> [ASSIGNMENT]:
Without the images, print all the entries below exactly as given.

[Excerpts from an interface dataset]
^^^^^^^^^^^^^^^^

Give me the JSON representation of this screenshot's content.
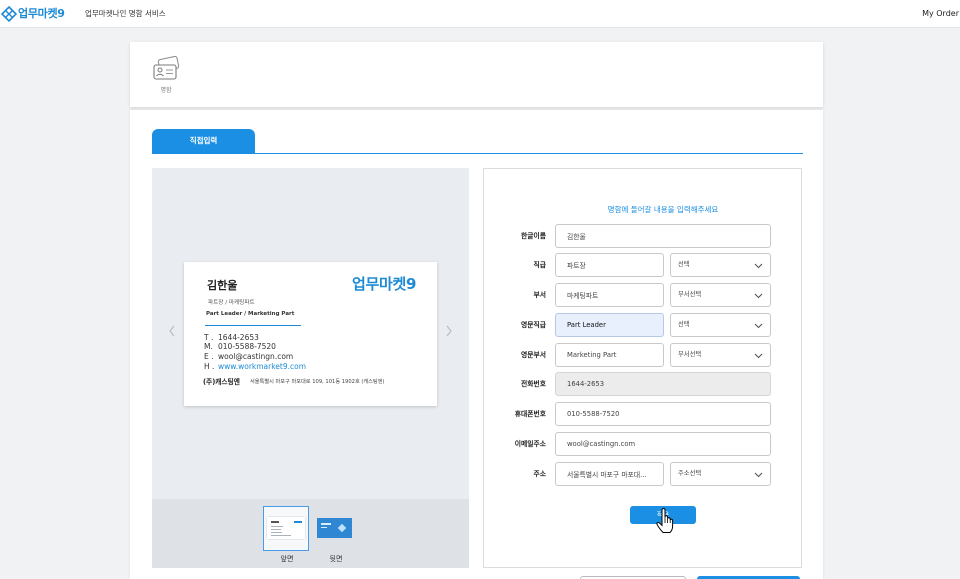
{
  "header": {
    "logo_icon": "diamond-logo-icon",
    "logo_text": "업무마켓9",
    "service_title": "업무마켓나인 명함 서비스",
    "my_order": "My Order"
  },
  "product": {
    "icon": "business-card-icon",
    "label": "명함"
  },
  "tabs": [
    {
      "label": "직접입력",
      "active": true
    }
  ],
  "preview": {
    "prev_icon": "chevron-left-icon",
    "next_icon": "chevron-right-icon",
    "card": {
      "name": "김한울",
      "logo_text": "업무마켓9",
      "title_ko": "파트장 / 마케팅파트",
      "title_en": "Part Leader / Marketing Part",
      "contacts": [
        {
          "prefix": "T .",
          "value": "1644-2653"
        },
        {
          "prefix": "M.",
          "value": "010-5588-7520"
        },
        {
          "prefix": "E .",
          "value": "wool@castingn.com"
        },
        {
          "prefix": "H .",
          "value": "www.workmarket9.com"
        }
      ],
      "company": "(주)캐스팅엔",
      "address": "서울특별시 마포구 마포대로 109, 101동 1902호 (캐스팅엔)"
    },
    "thumbnails": [
      {
        "label": "앞면",
        "selected": true
      },
      {
        "label": "뒷면",
        "selected": false
      }
    ]
  },
  "form": {
    "heading": "명함에 들어갈 내용을 입력해주세요",
    "rows": [
      {
        "label": "한글이름",
        "value": "김한울"
      },
      {
        "label": "직급",
        "value": "파트장",
        "select": "선택"
      },
      {
        "label": "부서",
        "value": "마케팅파트",
        "select": "부서선택"
      },
      {
        "label": "영문직급",
        "value": "Part Leader",
        "select": "선택",
        "highlighted": true
      },
      {
        "label": "영문부서",
        "value": "Marketing Part",
        "select": "부서선택"
      },
      {
        "label": "전화번호",
        "value": "1644-2653",
        "disabled": true
      },
      {
        "label": "휴대폰번호",
        "value": "010-5588-7520"
      },
      {
        "label": "이메일주소",
        "value": "wool@castingn.com"
      },
      {
        "label": "주소",
        "value": "서울특별시 마포구 마포대...",
        "select": "주소선택"
      }
    ],
    "select_icon": "chevron-down-icon",
    "apply_label": "적용"
  },
  "cursor": "hand-pointer-icon",
  "colors": {
    "accent": "#1a8fe3",
    "logo": "#1d8ad6",
    "highlighted_input_bg": "#e8f0fd",
    "disabled_input_bg": "#ececec",
    "preview_bg": "#e9ecf0"
  }
}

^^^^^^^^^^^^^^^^

> [ANSWER SECTION]:
Give me the JSON representation of this screenshot's content.
{
  "header": {
    "logo_icon": "diamond-logo-icon",
    "logo_text": "업무마켓9",
    "service_title": "업무마켓나인 명함 서비스",
    "my_order": "My Order"
  },
  "product": {
    "icon": "business-card-icon",
    "label": "명함"
  },
  "tabs": [
    {
      "label": "직접입력",
      "active": true
    }
  ],
  "preview": {
    "prev_icon": "chevron-left-icon",
    "next_icon": "chevron-right-icon",
    "card": {
      "name": "김한울",
      "logo_text": "업무마켓9",
      "title_ko": "파트장 / 마케팅파트",
      "title_en": "Part Leader / Marketing Part",
      "contacts": [
        {
          "prefix": "T .",
          "value": "1644-2653"
        },
        {
          "prefix": "M.",
          "value": "010-5588-7520"
        },
        {
          "prefix": "E .",
          "value": "wool@castingn.com"
        },
        {
          "prefix": "H .",
          "value": "www.workmarket9.com"
        }
      ],
      "company": "(주)캐스팅엔",
      "address": "서울특별시 마포구 마포대로 109, 101동 1902호 (캐스팅엔)"
    },
    "thumbnails": [
      {
        "label": "앞면",
        "selected": true
      },
      {
        "label": "뒷면",
        "selected": false
      }
    ]
  },
  "form": {
    "heading": "명함에 들어갈 내용을 입력해주세요",
    "rows": [
      {
        "label": "한글이름",
        "value": "김한울"
      },
      {
        "label": "직급",
        "value": "파트장",
        "select": "선택"
      },
      {
        "label": "부서",
        "value": "마케팅파트",
        "select": "부서선택"
      },
      {
        "label": "영문직급",
        "value": "Part Leader",
        "select": "선택",
        "highlighted": true
      },
      {
        "label": "영문부서",
        "value": "Marketing Part",
        "select": "부서선택"
      },
      {
        "label": "전화번호",
        "value": "1644-2653",
        "disabled": true
      },
      {
        "label": "휴대폰번호",
        "value": "010-5588-7520"
      },
      {
        "label": "이메일주소",
        "value": "wool@castingn.com"
      },
      {
        "label": "주소",
        "value": "서울특별시 마포구 마포대...",
        "select": "주소선택"
      }
    ],
    "select_icon": "chevron-down-icon",
    "apply_label": "적용"
  },
  "cursor": "hand-pointer-icon",
  "colors": {
    "accent": "#1a8fe3",
    "logo": "#1d8ad6",
    "highlighted_input_bg": "#e8f0fd",
    "disabled_input_bg": "#ececec",
    "preview_bg": "#e9ecf0"
  }
}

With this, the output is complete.